Eric Donovan has an opportunity to put himself in the world level conversation with a victory over Zelfa Barrett on Friday night, but the Kildare native is "under no illusion" about the difficulty of the task in hand.
Fighting at the Matchroom Boxing event, which takes place in promoter Eddie Hearn's back garden and live on Sky Sports, Donovan has moved up to super featherweight to take on home prospect Barrett.
The Fight Camp co-headline bout will be for the IBF Intercontinental title, meaning a victory could set Donovan up for a shot at a world title, and he believes that he has the ability to upset the odds and do enough to beat English prospect Barrett.

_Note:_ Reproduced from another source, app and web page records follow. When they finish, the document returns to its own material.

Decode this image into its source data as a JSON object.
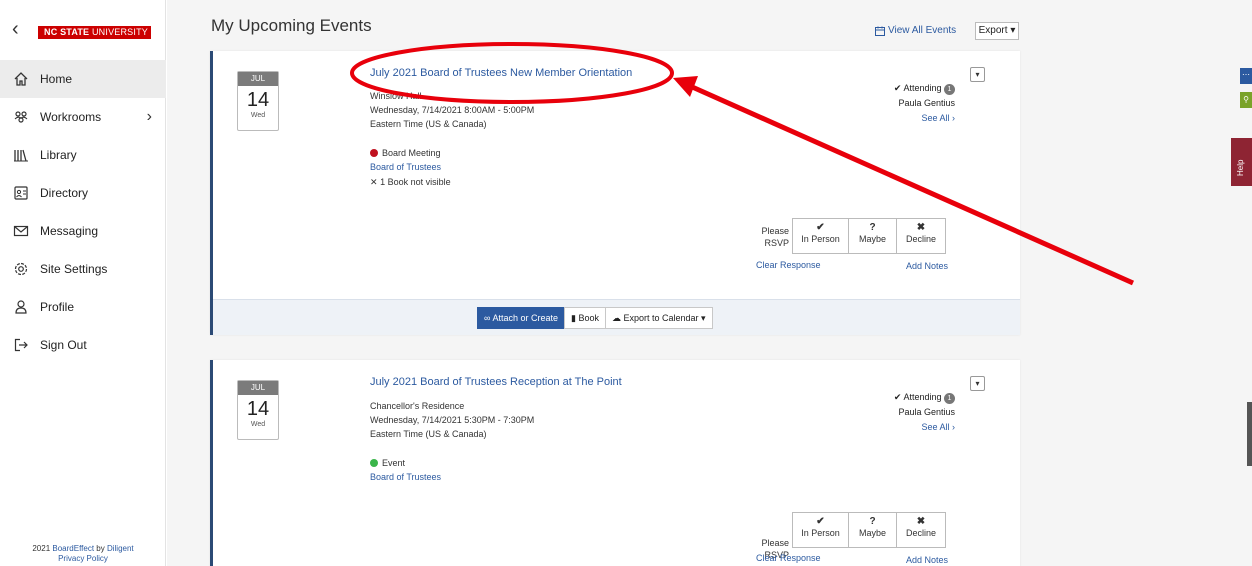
{
  "sidebar": {
    "logo_bold": "NC STATE",
    "logo_light": "UNIVERSITY",
    "items": [
      {
        "label": "Home"
      },
      {
        "label": "Workrooms"
      },
      {
        "label": "Library"
      },
      {
        "label": "Directory"
      },
      {
        "label": "Messaging"
      },
      {
        "label": "Site Settings"
      },
      {
        "label": "Profile"
      },
      {
        "label": "Sign Out"
      }
    ],
    "footer_prefix": "2021 ",
    "footer_brand": "BoardEffect",
    "footer_by": " by ",
    "footer_company": "Diligent",
    "footer_privacy": "Privacy Policy"
  },
  "main": {
    "title": "My Upcoming Events",
    "view_all": "View All Events",
    "export": "Export ▾"
  },
  "events": [
    {
      "month": "JUL",
      "day": "14",
      "dow": "Wed",
      "title": "July 2021 Board of Trustees New Member Orientation",
      "location": "Winslow Hall",
      "datetime": "Wednesday, 7/14/2021 8:00AM - 5:00PM",
      "timezone": "Eastern Time (US & Canada)",
      "category": "Board Meeting",
      "category_color": "#c0111f",
      "group": "Board of Trustees",
      "note": "1 Book not visible",
      "attending_label": "Attending",
      "attending_count": "1",
      "attendee": "Paula Gentius",
      "see_all": "See All ›",
      "rsvp_label": "Please RSVP",
      "rsvp_in_person": "In Person",
      "rsvp_maybe": "Maybe",
      "rsvp_decline": "Decline",
      "clear_response": "Clear Response",
      "add_notes": "Add Notes",
      "attach": "Attach or Create",
      "book": "Book",
      "export_calendar": "Export to Calendar ▾"
    },
    {
      "month": "JUL",
      "day": "14",
      "dow": "Wed",
      "title": "July 2021 Board of Trustees Reception at The Point",
      "location": "Chancellor's Residence",
      "datetime": "Wednesday, 7/14/2021 5:30PM - 7:30PM",
      "timezone": "Eastern Time (US & Canada)",
      "category": "Event",
      "category_color": "#3ab54a",
      "group": "Board of Trustees",
      "attending_label": "Attending",
      "attending_count": "1",
      "attendee": "Paula Gentius",
      "see_all": "See All ›",
      "rsvp_label": "Please RSVP",
      "rsvp_in_person": "In Person",
      "rsvp_maybe": "Maybe",
      "rsvp_decline": "Decline",
      "clear_response": "Clear Response",
      "add_notes": "Add Notes"
    }
  ],
  "widgets": {
    "help": "Help"
  },
  "annotation": {
    "color": "#e8000b"
  }
}
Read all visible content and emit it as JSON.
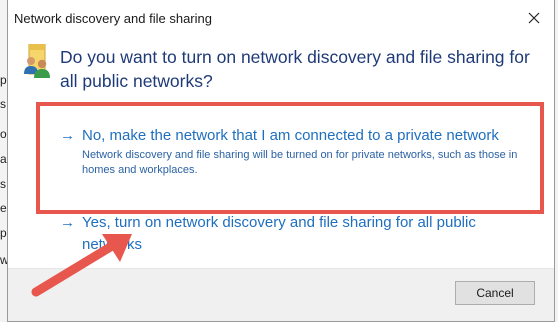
{
  "background_letters": [
    "p",
    "s",
    "o",
    "a",
    "s",
    "e",
    "p",
    "w"
  ],
  "dialog": {
    "title": "Network discovery and file sharing",
    "icon": "network-users-icon",
    "question": "Do you want to turn on network discovery and file sharing for all public networks?",
    "options": [
      {
        "arrow": "→",
        "label": "No, make the network that I am connected to a private network",
        "description": "Network discovery and file sharing will be turned on for private networks, such as those in homes and workplaces."
      },
      {
        "arrow": "→",
        "label": "Yes, turn on network discovery and file sharing for all public networks"
      }
    ],
    "cancel_label": "Cancel"
  },
  "colors": {
    "highlight": "#e8574d",
    "link": "#1f6fbf",
    "question": "#1f3a78"
  }
}
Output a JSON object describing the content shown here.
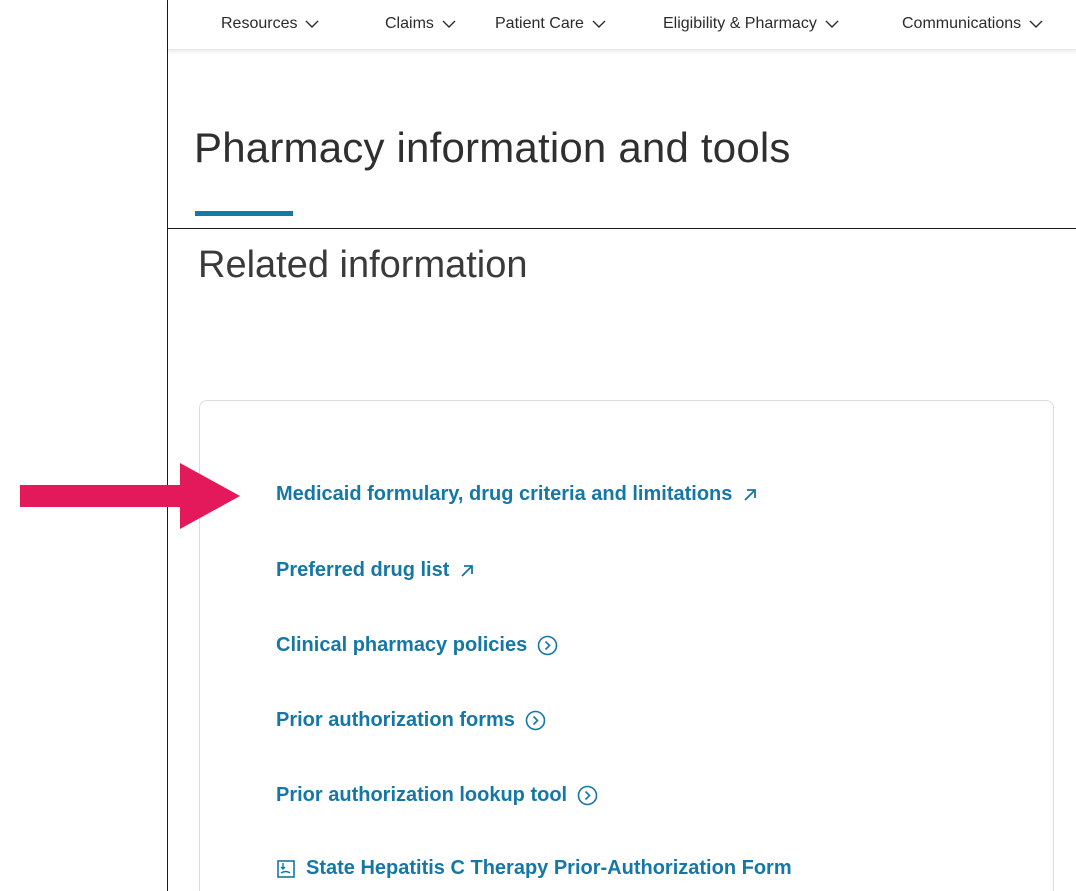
{
  "nav": {
    "items": [
      {
        "label": "Resources"
      },
      {
        "label": "Claims"
      },
      {
        "label": "Patient Care"
      },
      {
        "label": "Eligibility & Pharmacy"
      },
      {
        "label": "Communications"
      }
    ]
  },
  "page": {
    "title": "Pharmacy information and tools"
  },
  "related": {
    "heading": "Related information",
    "links": [
      {
        "label": "Medicaid formulary, drug criteria and limitations",
        "icon": "external-link-icon"
      },
      {
        "label": "Preferred drug list",
        "icon": "external-link-icon"
      },
      {
        "label": "Clinical pharmacy policies",
        "icon": "chevron-circle-right-icon"
      },
      {
        "label": "Prior authorization forms",
        "icon": "chevron-circle-right-icon"
      },
      {
        "label": "Prior authorization lookup tool",
        "icon": "chevron-circle-right-icon"
      },
      {
        "label": "State Hepatitis C Therapy Prior-Authorization Form",
        "icon": "pdf-icon"
      }
    ]
  },
  "colors": {
    "link": "#1577a6",
    "accent_underline": "#1479a8",
    "annotation_arrow": "#e3195b"
  }
}
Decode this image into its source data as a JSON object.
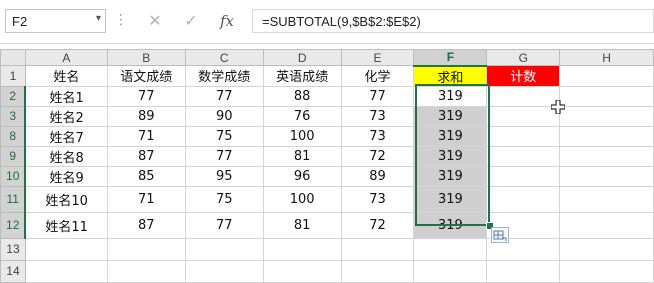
{
  "formula_bar": {
    "name_box": "F2",
    "name_box_arrow": "▾",
    "dots": "⋮",
    "cancel_glyph": "✕",
    "enter_glyph": "✓",
    "fx_glyph": "fx",
    "formula": "=SUBTOTAL(9,$B$2:$E$2)"
  },
  "columns": [
    "A",
    "B",
    "C",
    "D",
    "E",
    "F",
    "G",
    "H"
  ],
  "rows": [
    {
      "num": "1",
      "cells": [
        "姓名",
        "语文成绩",
        "数学成绩",
        "英语成绩",
        "化学",
        "求和",
        "计数",
        ""
      ]
    },
    {
      "num": "2",
      "cells": [
        "姓名1",
        "77",
        "77",
        "88",
        "77",
        "319",
        "",
        ""
      ]
    },
    {
      "num": "3",
      "cells": [
        "姓名2",
        "89",
        "90",
        "76",
        "73",
        "319",
        "",
        ""
      ]
    },
    {
      "num": "8",
      "cells": [
        "姓名7",
        "71",
        "75",
        "100",
        "73",
        "319",
        "",
        ""
      ]
    },
    {
      "num": "9",
      "cells": [
        "姓名8",
        "87",
        "77",
        "81",
        "72",
        "319",
        "",
        ""
      ]
    },
    {
      "num": "10",
      "cells": [
        "姓名9",
        "85",
        "95",
        "96",
        "89",
        "319",
        "",
        ""
      ]
    },
    {
      "num": "11",
      "cells": [
        "姓名10",
        "71",
        "75",
        "100",
        "73",
        "319",
        "",
        ""
      ]
    },
    {
      "num": "12",
      "cells": [
        "姓名11",
        "87",
        "77",
        "81",
        "72",
        "319",
        "",
        ""
      ]
    },
    {
      "num": "13",
      "cells": [
        "",
        "",
        "",
        "",
        "",
        "",
        "",
        ""
      ]
    },
    {
      "num": "14",
      "cells": [
        "",
        "",
        "",
        "",
        "",
        "",
        "",
        ""
      ]
    }
  ],
  "colors": {
    "header_fill_sum": "#ffff00",
    "header_fill_count": "#ff0000",
    "selection": "#217346"
  }
}
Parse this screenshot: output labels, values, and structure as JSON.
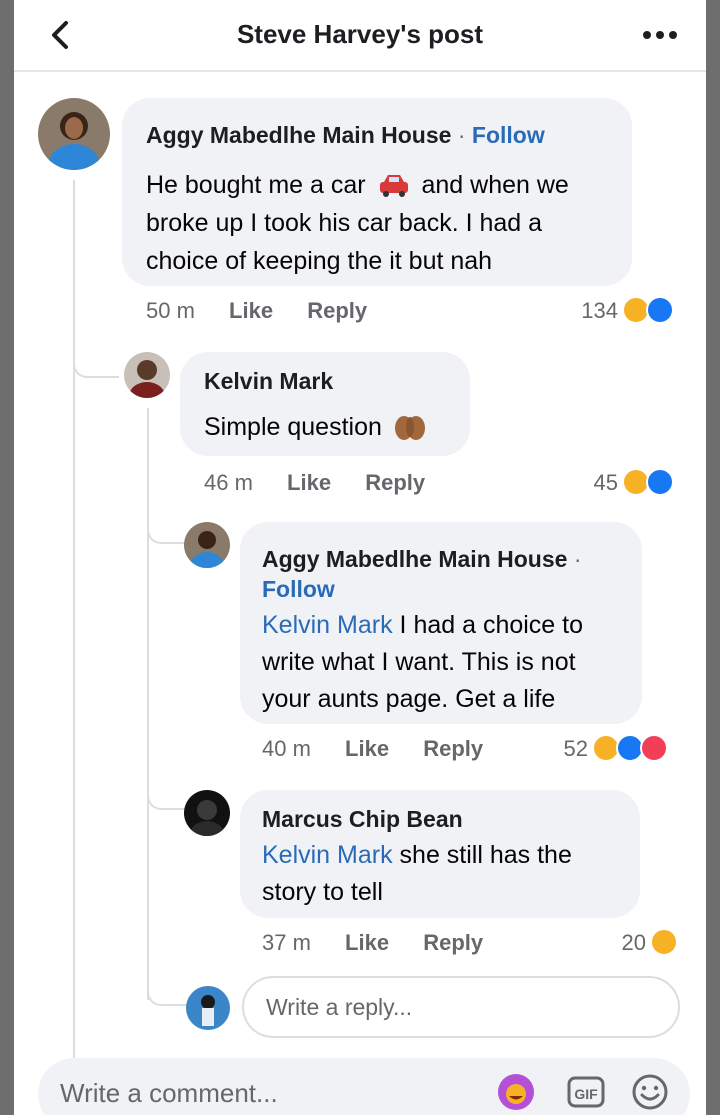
{
  "header": {
    "title": "Steve Harvey's post"
  },
  "comments": [
    {
      "author": "Aggy Mabedlhe Main House",
      "follow": "Follow",
      "separator": "·",
      "lines": [
        "He bought me a car",
        "and when we",
        "broke up I took his car back. I had a",
        "choice of keeping the it but nah"
      ],
      "time": "50 m",
      "like": "Like",
      "reply": "Reply",
      "reactions": "134"
    },
    {
      "author": "Kelvin Mark",
      "lines": [
        "Simple question"
      ],
      "time": "46 m",
      "like": "Like",
      "reply": "Reply",
      "reactions": "45"
    },
    {
      "author": "Aggy Mabedlhe Main House",
      "separator": "·",
      "follow": "Follow",
      "mention": "Kelvin Mark",
      "lines": [
        "I had a choice to",
        "write what I want. This is not",
        "your aunts page. Get a life"
      ],
      "time": "40 m",
      "like": "Like",
      "reply": "Reply",
      "reactions": "52"
    },
    {
      "author": "Marcus Chip Bean",
      "mention": "Kelvin Mark",
      "lines": [
        "she still has the",
        "story to tell"
      ],
      "time": "37 m",
      "like": "Like",
      "reply": "Reply",
      "reactions": "20"
    }
  ],
  "reply_input": {
    "placeholder": "Write a reply..."
  },
  "comment_input": {
    "placeholder": "Write a comment..."
  },
  "colors": {
    "link": "#2a6bb8",
    "like_blue": "#1877f2",
    "haha_yellow": "#f7b125",
    "love_red": "#f33e58",
    "bubble": "#f0f2f5"
  },
  "icons": [
    "back-arrow-icon",
    "more-dots-icon",
    "car-emoji-icon",
    "praying-hands-emoji-icon",
    "haha-reaction-icon",
    "like-reaction-icon",
    "love-reaction-icon",
    "avatar-sticker-icon",
    "gif-icon",
    "smiley-icon"
  ]
}
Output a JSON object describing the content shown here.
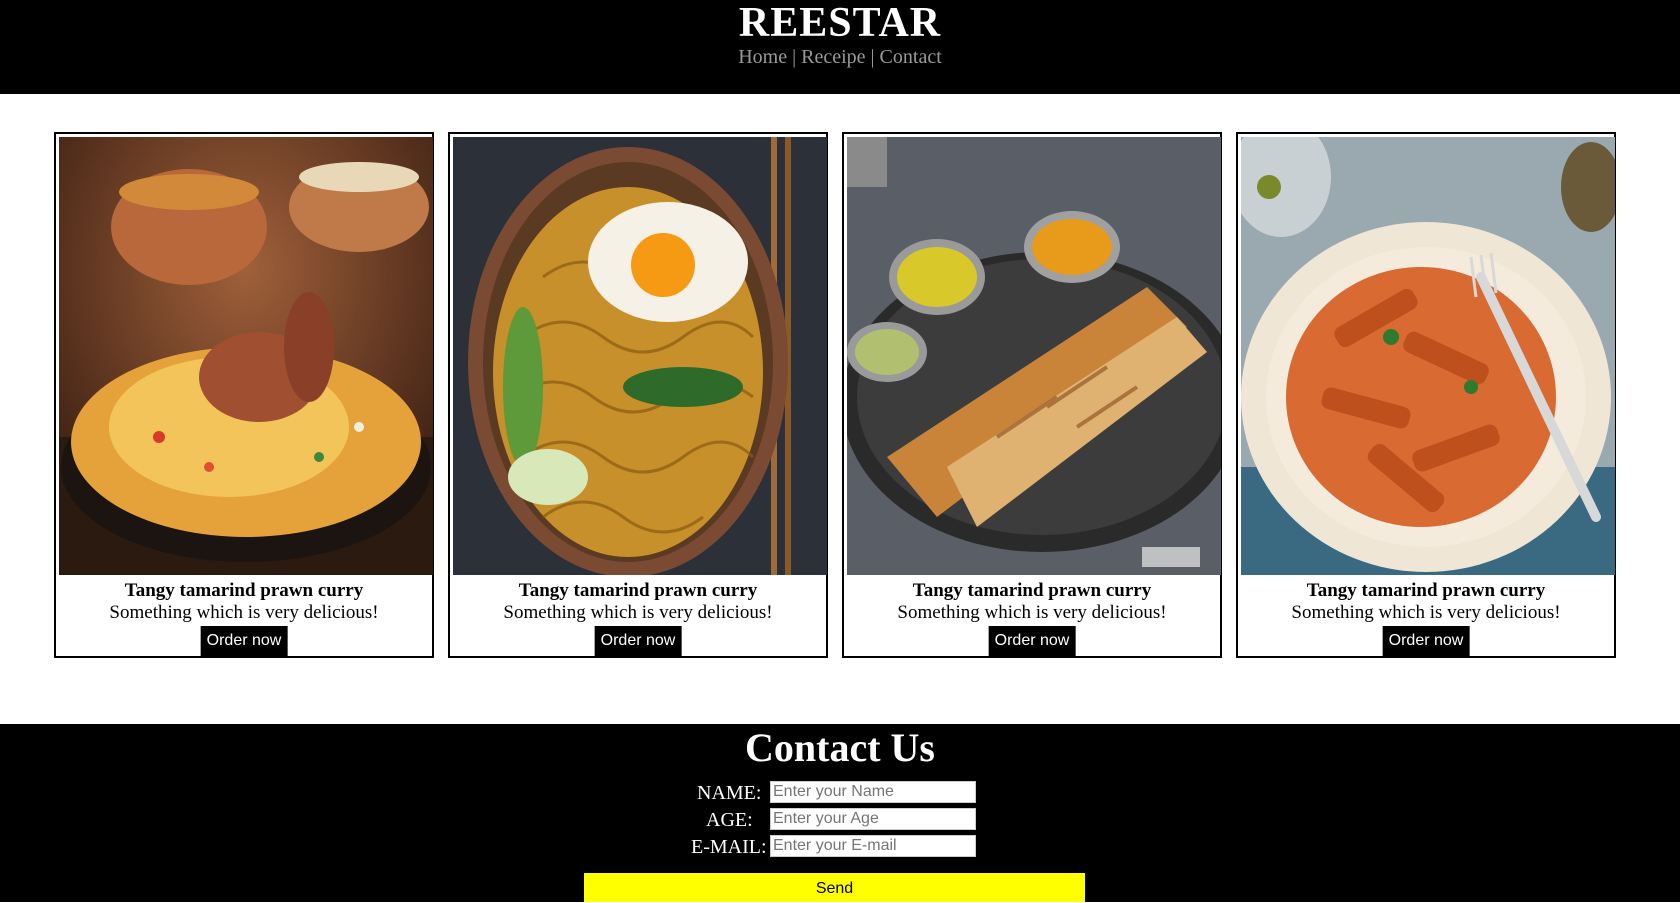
{
  "header": {
    "brand": "REESTAR",
    "nav": [
      {
        "label": "Home"
      },
      {
        "label": "Receipe"
      },
      {
        "label": "Contact"
      }
    ],
    "separator": "|"
  },
  "cards": [
    {
      "image": "biryani-photo",
      "title": "Tangy tamarind prawn curry",
      "description": "Something which is very delicious!",
      "button": "Order now"
    },
    {
      "image": "noodles-egg-photo",
      "title": "Tangy tamarind prawn curry",
      "description": "Something which is very delicious!",
      "button": "Order now"
    },
    {
      "image": "dosa-photo",
      "title": "Tangy tamarind prawn curry",
      "description": "Something which is very delicious!",
      "button": "Order now"
    },
    {
      "image": "penne-pasta-photo",
      "title": "Tangy tamarind prawn curry",
      "description": "Something which is very delicious!",
      "button": "Order now"
    }
  ],
  "contact": {
    "title": "Contact Us",
    "fields": [
      {
        "label": "NAME:",
        "placeholder": "Enter your Name",
        "value": ""
      },
      {
        "label": "AGE:",
        "placeholder": "Enter your Age",
        "value": ""
      },
      {
        "label": "E-MAIL:",
        "placeholder": "Enter your E-mail",
        "value": ""
      }
    ],
    "send_label": "Send"
  },
  "colors": {
    "header_bg": "#000000",
    "nav_text": "#9a9a9a",
    "send_button": "#ffff00"
  }
}
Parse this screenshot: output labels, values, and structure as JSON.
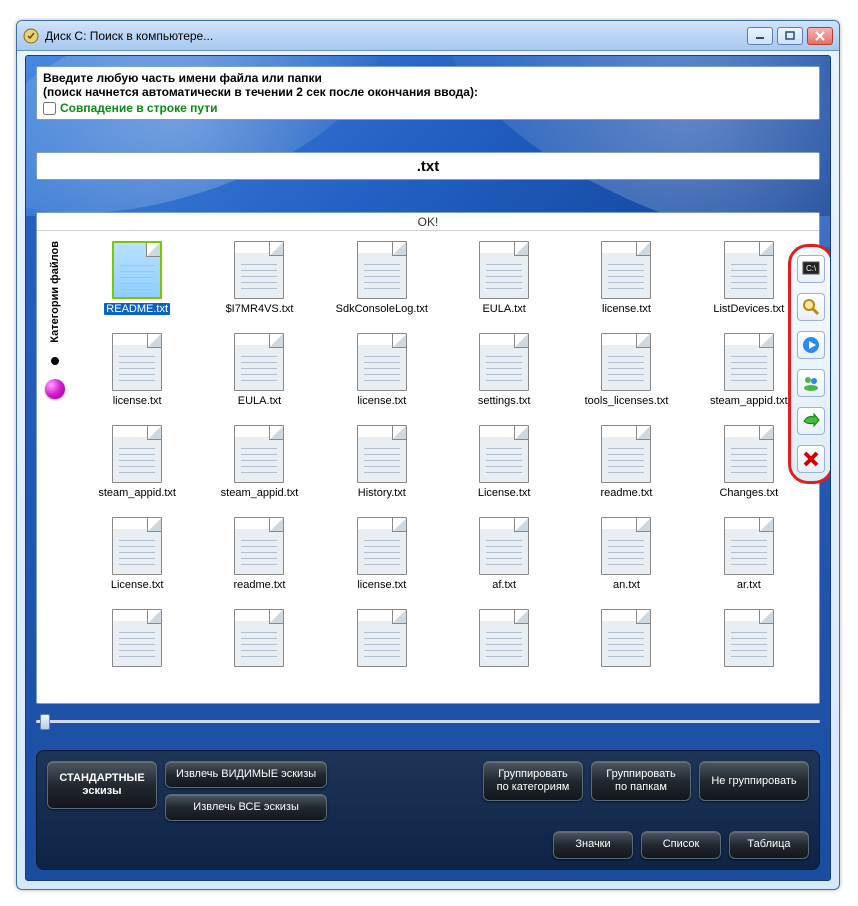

A latecomer to the professional scene, Donovan, who turned 35 last month, is in his 13th fight and while he has an impressive 12-0 record, he acknowledges that the Barrett fight will be a true test compared to his opponents thus far in the paid ranks.
"You are dead right, in life if you want to be successful, you have to take risks," said Donovan, when asked was it time to roll the dice at the pre-fight press conference.
"But you also have to back it up, you have to be good enough and you have to prepare well.
"When this opportunity presented itself, I knew that chances for me are few and far between for where I am at my age and in my career," added the Mark Dunlop-managed fighter.
"Nobody had the balls to fight Zelfa at super-featherweight in Britain, so when Mark put it up to me, I said, 'yes Mark, I’ll take it', because I see it as an opportunity.
"I believe in myself and I believed that if I could get a good camp, with good preparation, that I could put in a good performance and win this fight.
"So far we have done that, and if I can perform to the best of my ability on Friday night, I think I can do enough to win."
Donovan is the elder statesman in this bout, however, Barrett, eight years his junior, has fought twice as many professional encounters, including Commonwealth and European title fights.
Donovan has a wealth of boxing experience to draw on, having proved a top class Irish amateur, and the former European bronze medallist believes in his own ability to shock the Eddie Hearn fighter.
"I am absolutely under no illusion that this is going to be a tough fight," said Donovan.
"Zelfa Barrett is a formidable opponent, I respect him, he’s a class act.
"And I’ve said this before, I’m a fan of Zelfa Barrett and I would have watched him at home, and said, 'this guy is good, have a look at this guy’ to whoever was watching with me. He has a good boxing IQ, good ability, everything.
"But do you know what? I’m good too and I believe in myself.
"I haven’t been tested in my professional career, but that is due to a number of factors. The team I had had very limited resources, the budget, the funding behind me, it was very bottom of the ladder stuff, starting out grafting starting to serve my apprenticeship.
"And I believe now I have graduated and I am going out on Friday night against a proper opponent in a proper fight, and it’s going to be a cracker."
Barrett paid respect to Donovan ahead of the fight at a press conference with no animosity shown between the two boxers, however, he also exuded confidence and predicted that he would put on a show on Friday night and be too good for whatever Donovan threw at him.
"He’s trying to beat me and I’m there to do a job on him," said Barrett.
"No disrespect but I’m going to look good doing it. And the better he is, the better I will be. And whatever he brings, I’ll out-do it."
Tipped to be one of the fights of the night in the unique Essex setting, Donovan said that the country was behind him, while he also had a lot of family and support in England, although, obviously, they would not be able to support him at the behind closed doors event.
"People are excited because you have talent versus talent, you’ve got youth versus experience. He probably trumps me in professional experience but I have a huge amateur pedigree.
"I do think he will go on to be a big star but I don’t think Friday night is going to be his night."